##### DATA RECORDS #####
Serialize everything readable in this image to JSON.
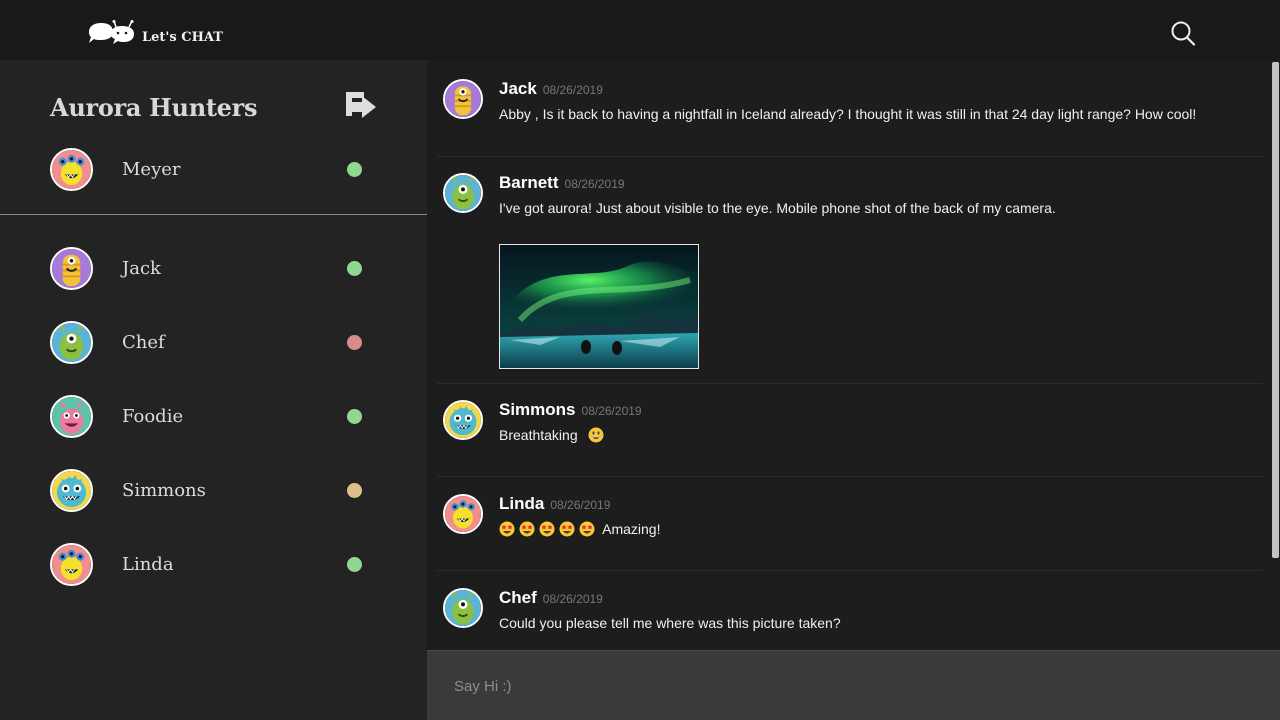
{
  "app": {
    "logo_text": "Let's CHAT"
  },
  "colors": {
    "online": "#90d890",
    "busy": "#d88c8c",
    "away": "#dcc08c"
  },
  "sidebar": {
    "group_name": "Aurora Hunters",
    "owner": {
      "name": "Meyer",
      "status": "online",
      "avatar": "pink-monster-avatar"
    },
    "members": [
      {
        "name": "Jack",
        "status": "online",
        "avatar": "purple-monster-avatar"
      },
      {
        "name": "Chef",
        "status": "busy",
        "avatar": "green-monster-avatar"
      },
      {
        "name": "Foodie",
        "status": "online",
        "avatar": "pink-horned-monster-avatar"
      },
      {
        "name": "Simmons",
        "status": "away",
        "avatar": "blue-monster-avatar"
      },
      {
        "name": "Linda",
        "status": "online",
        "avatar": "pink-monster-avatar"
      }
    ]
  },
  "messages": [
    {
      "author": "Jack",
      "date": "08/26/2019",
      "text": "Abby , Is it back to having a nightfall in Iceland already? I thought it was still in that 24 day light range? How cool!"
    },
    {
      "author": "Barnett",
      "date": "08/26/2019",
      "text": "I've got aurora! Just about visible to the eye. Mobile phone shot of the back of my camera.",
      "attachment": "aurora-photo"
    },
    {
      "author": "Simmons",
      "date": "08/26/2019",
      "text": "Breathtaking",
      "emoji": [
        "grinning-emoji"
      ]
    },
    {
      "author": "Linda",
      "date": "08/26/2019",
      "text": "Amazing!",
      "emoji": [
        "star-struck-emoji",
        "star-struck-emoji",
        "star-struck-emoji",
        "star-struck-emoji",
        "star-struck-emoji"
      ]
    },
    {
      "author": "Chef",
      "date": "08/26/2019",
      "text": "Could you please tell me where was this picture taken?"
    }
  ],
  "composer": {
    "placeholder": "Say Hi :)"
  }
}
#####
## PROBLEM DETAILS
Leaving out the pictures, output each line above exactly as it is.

## RESULT
Serialize everything readable in this image to JSON.
{
  "app": {
    "logo_text": "Let's CHAT"
  },
  "colors": {
    "online": "#90d890",
    "busy": "#d88c8c",
    "away": "#dcc08c"
  },
  "sidebar": {
    "group_name": "Aurora Hunters",
    "owner": {
      "name": "Meyer",
      "status": "online",
      "avatar": "pink-monster-avatar"
    },
    "members": [
      {
        "name": "Jack",
        "status": "online",
        "avatar": "purple-monster-avatar"
      },
      {
        "name": "Chef",
        "status": "busy",
        "avatar": "green-monster-avatar"
      },
      {
        "name": "Foodie",
        "status": "online",
        "avatar": "pink-horned-monster-avatar"
      },
      {
        "name": "Simmons",
        "status": "away",
        "avatar": "blue-monster-avatar"
      },
      {
        "name": "Linda",
        "status": "online",
        "avatar": "pink-monster-avatar"
      }
    ]
  },
  "messages": [
    {
      "author": "Jack",
      "date": "08/26/2019",
      "text": "Abby , Is it back to having a nightfall in Iceland already? I thought it was still in that 24 day light range? How cool!"
    },
    {
      "author": "Barnett",
      "date": "08/26/2019",
      "text": "I've got aurora! Just about visible to the eye. Mobile phone shot of the back of my camera.",
      "attachment": "aurora-photo"
    },
    {
      "author": "Simmons",
      "date": "08/26/2019",
      "text": "Breathtaking",
      "emoji": [
        "grinning-emoji"
      ]
    },
    {
      "author": "Linda",
      "date": "08/26/2019",
      "text": "Amazing!",
      "emoji": [
        "star-struck-emoji",
        "star-struck-emoji",
        "star-struck-emoji",
        "star-struck-emoji",
        "star-struck-emoji"
      ]
    },
    {
      "author": "Chef",
      "date": "08/26/2019",
      "text": "Could you please tell me where was this picture taken?"
    }
  ],
  "composer": {
    "placeholder": "Say Hi :)"
  }
}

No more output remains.